Unmanned aerial vehicles, or drones or quadcopters as you'd prefer to call them, have certainly taken off in the last few years, which is great, if you love taking cool movies (or terrorizing your neighbour's dog). But it's created a headache for the FAA, who have moved to regulate the infant industry, and make low-flying aircraft controlled by amateur pilots safer. The latest proposal: an air-traffic control system based on cellular networks.
The idea for using the existing cellular infrastructure to control drones has been put forward by Airwave, a drone startup. It's working with NASA on a prototype traffic management system that will see drones hooked up to a central server (and presumably civilian air traffic control) via the existing cellular network. Not only will that enable the traffic management system to see where each drone is, but in theory, it will also allow for an air-traffic-control 'takeover' of drones, to prevent collisions.

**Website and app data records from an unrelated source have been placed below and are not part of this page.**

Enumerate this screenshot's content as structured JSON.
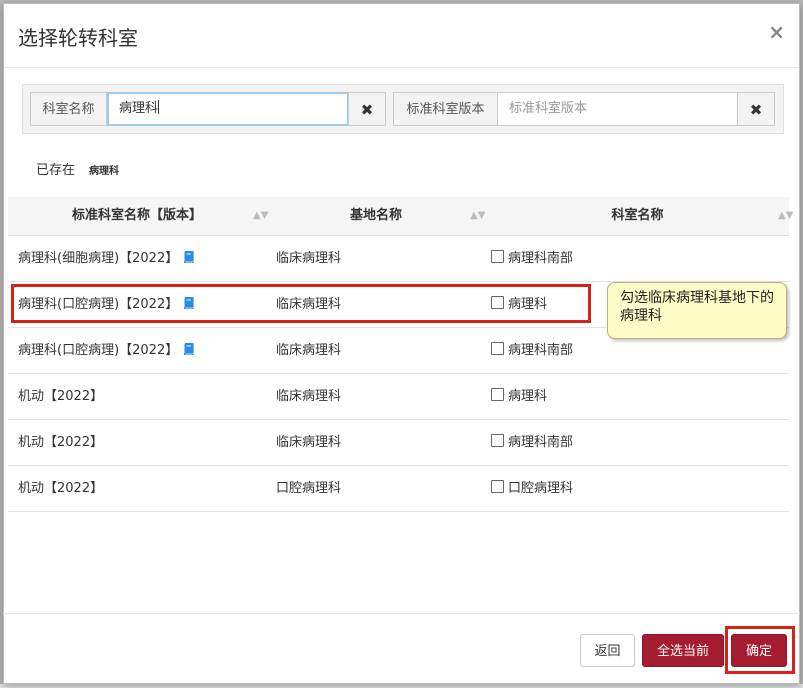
{
  "dialog": {
    "title": "选择轮转科室",
    "close_label": "×"
  },
  "search": {
    "dept_label": "科室名称",
    "dept_value": "病理科",
    "clear_label": "✖",
    "version_label": "标准科室版本",
    "version_placeholder": "标准科室版本"
  },
  "existing": {
    "label": "已存在",
    "tag": "病理科"
  },
  "table": {
    "headers": [
      "标准科室名称【版本】",
      "基地名称",
      "科室名称"
    ],
    "sort_icon": "▲▼",
    "rows": [
      {
        "std": "病理科(细胞病理)【2022】",
        "has_book": true,
        "base": "临床病理科",
        "dept": "病理科南部"
      },
      {
        "std": "病理科(口腔病理)【2022】",
        "has_book": true,
        "base": "临床病理科",
        "dept": "病理科"
      },
      {
        "std": "病理科(口腔病理)【2022】",
        "has_book": true,
        "base": "临床病理科",
        "dept": "病理科南部"
      },
      {
        "std": "机动【2022】",
        "has_book": false,
        "base": "临床病理科",
        "dept": "病理科"
      },
      {
        "std": "机动【2022】",
        "has_book": false,
        "base": "临床病理科",
        "dept": "病理科南部"
      },
      {
        "std": "机动【2022】",
        "has_book": false,
        "base": "口腔病理科",
        "dept": "口腔病理科"
      }
    ]
  },
  "callout": {
    "text": "勾选临床病理科基地下的病理科"
  },
  "footer": {
    "back_label": "返回",
    "select_all_label": "全选当前",
    "confirm_label": "确定"
  },
  "colors": {
    "primary": "#a51c30",
    "highlight": "#d9211b",
    "callout_bg": "#fefdc8",
    "book_icon": "#2a8be0"
  }
}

In addition to the obvious Skynet problem of having all the country's flying machines controllable by one central computer, there's also a more mundane question of reliability: cell networks don't have complete coverage over all the country, especially in some of the more remote wilderness areas that tend to be popular for drone photography. On second thoughts, maybe we should keep it that way: somewhere to hide when the Dronepocalypse starts. [Mashable]